Records drawn from a dataset
____

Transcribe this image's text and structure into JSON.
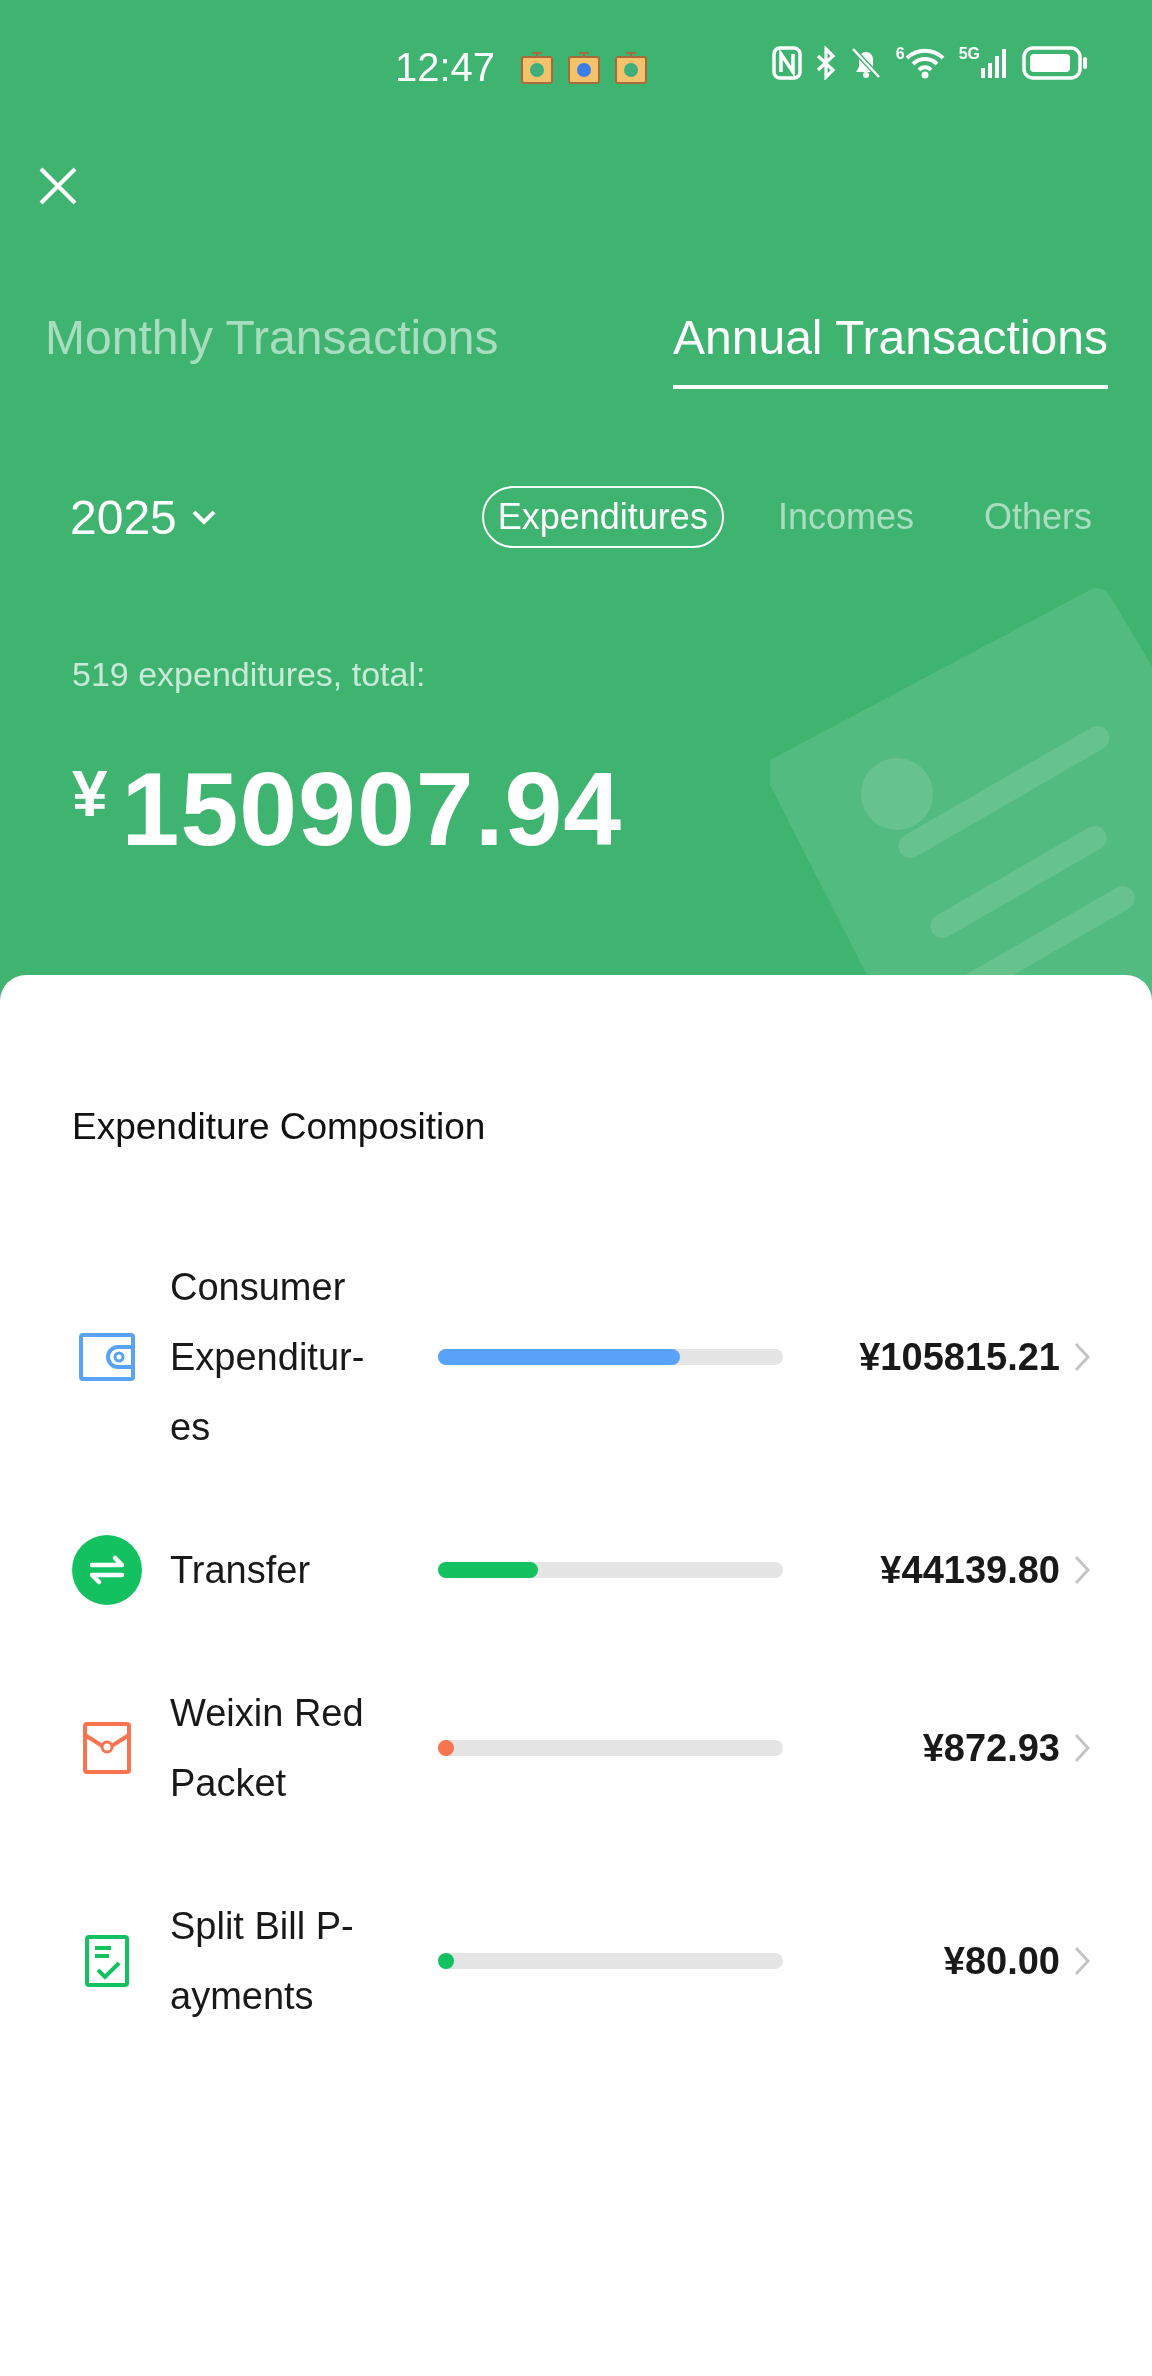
{
  "status_bar": {
    "time": "12:47",
    "wifi_badge": "6",
    "network": "5G"
  },
  "tabs": [
    {
      "label": "Monthly Transactions",
      "selected": false
    },
    {
      "label": "Annual Transactions",
      "selected": true
    }
  ],
  "year": "2025",
  "filters": [
    {
      "label": "Expenditures",
      "selected": true
    },
    {
      "label": "Incomes",
      "selected": false
    },
    {
      "label": "Others",
      "selected": false
    }
  ],
  "summary": {
    "caption": "519 expenditures, total:",
    "currency": "¥",
    "total": "150907.94"
  },
  "composition": {
    "title": "Expenditure Composition",
    "categories": [
      {
        "kind": "wallet",
        "label_lines": [
          "Consumer",
          "Expenditur-",
          "es"
        ],
        "level": 0.7,
        "color": "#58a2f7",
        "amount": "¥105815.21"
      },
      {
        "kind": "transfer",
        "label_lines": [
          "Transfer"
        ],
        "level": 0.29,
        "color": "#13c161",
        "amount": "¥44139.80"
      },
      {
        "kind": "red_packet",
        "label_lines": [
          "Weixin Red",
          "Packet"
        ],
        "level": 0.006,
        "color": "#f7744f",
        "amount": "¥872.93"
      },
      {
        "kind": "split_bill",
        "label_lines": [
          "Split Bill P-",
          "ayments"
        ],
        "level": 0.0005,
        "color": "#13c161",
        "amount": "¥80.00"
      }
    ]
  }
}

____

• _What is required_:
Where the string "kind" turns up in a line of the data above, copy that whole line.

• _Expected output_:
        "kind": "wallet",
        "kind": "transfer",
        "kind": "red_packet",
        "kind": "split_bill",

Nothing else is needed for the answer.